● **Work task**:
Check each line of the entries below for the word "value" and state only how many lines have it.
################
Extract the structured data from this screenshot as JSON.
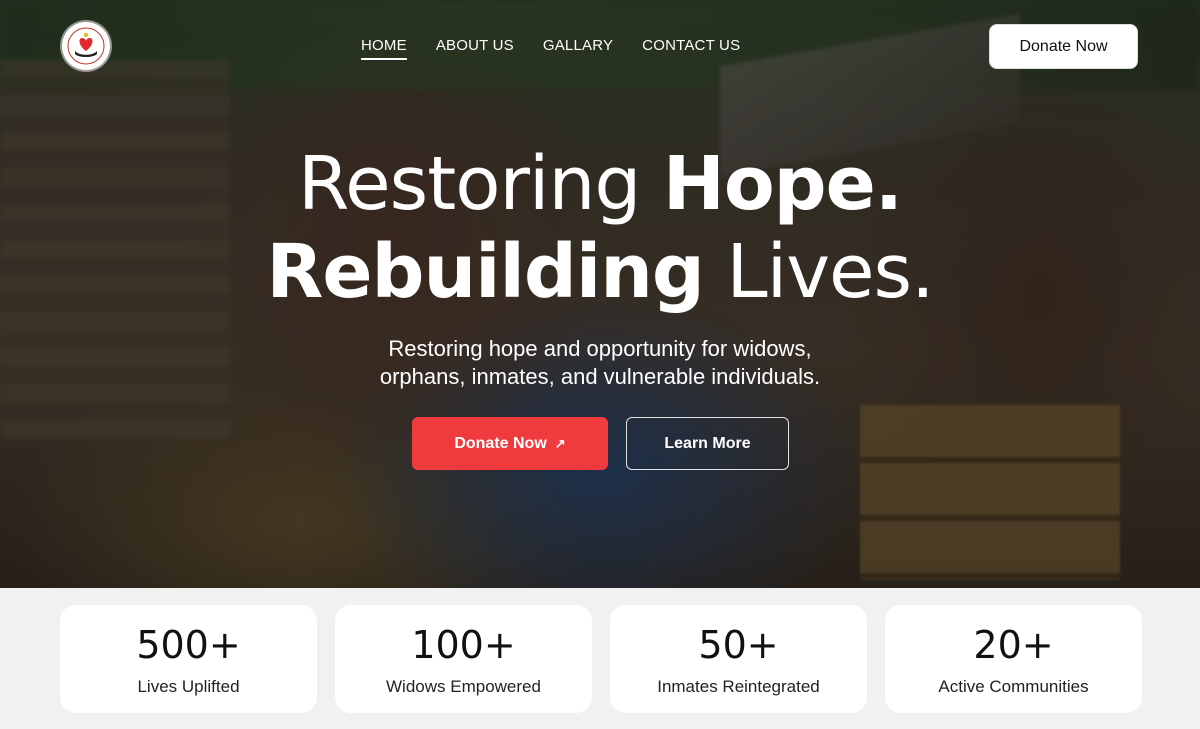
{
  "nav": {
    "items": [
      {
        "label": "HOME",
        "active": true
      },
      {
        "label": "ABOUT US",
        "active": false
      },
      {
        "label": "GALLARY",
        "active": false
      },
      {
        "label": "CONTACT US",
        "active": false
      }
    ],
    "donate_label": "Donate Now",
    "logo_icon": "heart-hands-logo-icon"
  },
  "hero": {
    "headline_line1_light": "Restoring ",
    "headline_line1_bold": "Hope.",
    "headline_line2_bold": "Rebuilding",
    "headline_line2_light": " Lives.",
    "subtext_line1": "Restoring hope and opportunity for widows,",
    "subtext_line2": "orphans, inmates, and vulnerable individuals.",
    "primary_button": "Donate Now",
    "primary_button_icon": "arrow-up-right-icon",
    "secondary_button": "Learn More"
  },
  "stats": [
    {
      "value": "500+",
      "label": "Lives Uplifted"
    },
    {
      "value": "100+",
      "label": "Widows Empowered"
    },
    {
      "value": "50+",
      "label": "Inmates Reintegrated"
    },
    {
      "value": "20+",
      "label": "Active Communities"
    }
  ],
  "colors": {
    "accent": "#ef3b3e",
    "stats_background": "#f1f1f1",
    "card_background": "#ffffff",
    "text_dark": "#111111"
  }
}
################
● **Output below**:
4